YOUR GOAL: Print each of the entries exactly, leaving nothing out.

═════ MATERIAL TO PROCESS ═════

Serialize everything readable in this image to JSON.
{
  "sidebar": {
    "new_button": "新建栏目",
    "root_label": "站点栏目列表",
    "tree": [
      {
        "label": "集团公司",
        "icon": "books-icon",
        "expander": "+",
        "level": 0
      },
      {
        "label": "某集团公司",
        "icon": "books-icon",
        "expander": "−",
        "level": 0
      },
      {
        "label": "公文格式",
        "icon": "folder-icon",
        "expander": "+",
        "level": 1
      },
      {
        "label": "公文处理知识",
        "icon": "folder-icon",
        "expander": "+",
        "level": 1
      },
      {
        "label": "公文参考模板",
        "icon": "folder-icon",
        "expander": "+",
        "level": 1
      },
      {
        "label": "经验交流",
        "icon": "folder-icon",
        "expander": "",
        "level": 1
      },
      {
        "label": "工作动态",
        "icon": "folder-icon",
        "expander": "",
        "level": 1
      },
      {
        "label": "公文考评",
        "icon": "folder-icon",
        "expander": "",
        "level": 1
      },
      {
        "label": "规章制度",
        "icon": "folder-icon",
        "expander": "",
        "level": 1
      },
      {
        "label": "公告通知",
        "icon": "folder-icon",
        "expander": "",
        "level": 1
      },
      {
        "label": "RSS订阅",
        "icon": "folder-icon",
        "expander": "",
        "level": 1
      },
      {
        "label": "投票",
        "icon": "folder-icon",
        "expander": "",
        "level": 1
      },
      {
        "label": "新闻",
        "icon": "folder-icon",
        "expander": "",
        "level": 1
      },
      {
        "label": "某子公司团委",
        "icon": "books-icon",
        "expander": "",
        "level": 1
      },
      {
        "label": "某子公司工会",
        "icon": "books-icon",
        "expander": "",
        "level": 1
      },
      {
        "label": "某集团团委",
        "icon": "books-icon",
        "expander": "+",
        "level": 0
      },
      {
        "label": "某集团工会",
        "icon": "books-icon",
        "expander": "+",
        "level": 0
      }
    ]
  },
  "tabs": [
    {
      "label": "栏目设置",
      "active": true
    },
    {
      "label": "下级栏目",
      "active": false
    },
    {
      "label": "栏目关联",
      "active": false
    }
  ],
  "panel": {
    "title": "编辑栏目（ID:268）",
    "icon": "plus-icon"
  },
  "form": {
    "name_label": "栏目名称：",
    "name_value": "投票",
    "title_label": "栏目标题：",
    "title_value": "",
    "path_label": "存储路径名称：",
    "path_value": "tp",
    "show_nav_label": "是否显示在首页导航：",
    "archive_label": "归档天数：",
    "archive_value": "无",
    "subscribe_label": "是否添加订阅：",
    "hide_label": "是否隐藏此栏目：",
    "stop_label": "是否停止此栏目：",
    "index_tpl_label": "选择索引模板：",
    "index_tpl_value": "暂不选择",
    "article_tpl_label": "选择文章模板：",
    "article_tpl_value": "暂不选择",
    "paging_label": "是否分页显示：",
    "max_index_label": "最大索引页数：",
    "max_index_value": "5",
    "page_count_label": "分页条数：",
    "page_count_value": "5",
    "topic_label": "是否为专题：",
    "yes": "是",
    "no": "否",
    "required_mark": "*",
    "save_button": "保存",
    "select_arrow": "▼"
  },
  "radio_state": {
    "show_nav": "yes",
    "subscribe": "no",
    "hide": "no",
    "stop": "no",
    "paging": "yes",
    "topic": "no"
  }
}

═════

TASK ANSWER:
Serialize everything readable in this image to JSON.
{
  "sidebar": {
    "new_button": "新建栏目",
    "root_label": "站点栏目列表",
    "tree": [
      {
        "label": "集团公司",
        "icon": "books-icon",
        "expander": "+",
        "level": 0
      },
      {
        "label": "某集团公司",
        "icon": "books-icon",
        "expander": "−",
        "level": 0
      },
      {
        "label": "公文格式",
        "icon": "folder-icon",
        "expander": "+",
        "level": 1
      },
      {
        "label": "公文处理知识",
        "icon": "folder-icon",
        "expander": "+",
        "level": 1
      },
      {
        "label": "公文参考模板",
        "icon": "folder-icon",
        "expander": "+",
        "level": 1
      },
      {
        "label": "经验交流",
        "icon": "folder-icon",
        "expander": "",
        "level": 1
      },
      {
        "label": "工作动态",
        "icon": "folder-icon",
        "expander": "",
        "level": 1
      },
      {
        "label": "公文考评",
        "icon": "folder-icon",
        "expander": "",
        "level": 1
      },
      {
        "label": "规章制度",
        "icon": "folder-icon",
        "expander": "",
        "level": 1
      },
      {
        "label": "公告通知",
        "icon": "folder-icon",
        "expander": "",
        "level": 1
      },
      {
        "label": "RSS订阅",
        "icon": "folder-icon",
        "expander": "",
        "level": 1
      },
      {
        "label": "投票",
        "icon": "folder-icon",
        "expander": "",
        "level": 1
      },
      {
        "label": "新闻",
        "icon": "folder-icon",
        "expander": "",
        "level": 1
      },
      {
        "label": "某子公司团委",
        "icon": "books-icon",
        "expander": "",
        "level": 1
      },
      {
        "label": "某子公司工会",
        "icon": "books-icon",
        "expander": "",
        "level": 1
      },
      {
        "label": "某集团团委",
        "icon": "books-icon",
        "expander": "+",
        "level": 0
      },
      {
        "label": "某集团工会",
        "icon": "books-icon",
        "expander": "+",
        "level": 0
      }
    ]
  },
  "tabs": [
    {
      "label": "栏目设置",
      "active": true
    },
    {
      "label": "下级栏目",
      "active": false
    },
    {
      "label": "栏目关联",
      "active": false
    }
  ],
  "panel": {
    "title": "编辑栏目（ID:268）",
    "icon": "plus-icon"
  },
  "form": {
    "name_label": "栏目名称：",
    "name_value": "投票",
    "title_label": "栏目标题：",
    "title_value": "",
    "path_label": "存储路径名称：",
    "path_value": "tp",
    "show_nav_label": "是否显示在首页导航：",
    "archive_label": "归档天数：",
    "archive_value": "无",
    "subscribe_label": "是否添加订阅：",
    "hide_label": "是否隐藏此栏目：",
    "stop_label": "是否停止此栏目：",
    "index_tpl_label": "选择索引模板：",
    "index_tpl_value": "暂不选择",
    "article_tpl_label": "选择文章模板：",
    "article_tpl_value": "暂不选择",
    "paging_label": "是否分页显示：",
    "max_index_label": "最大索引页数：",
    "max_index_value": "5",
    "page_count_label": "分页条数：",
    "page_count_value": "5",
    "topic_label": "是否为专题：",
    "yes": "是",
    "no": "否",
    "required_mark": "*",
    "save_button": "保存",
    "select_arrow": "▼"
  },
  "radio_state": {
    "show_nav": "yes",
    "subscribe": "no",
    "hide": "no",
    "stop": "no",
    "paging": "yes",
    "topic": "no"
  }
}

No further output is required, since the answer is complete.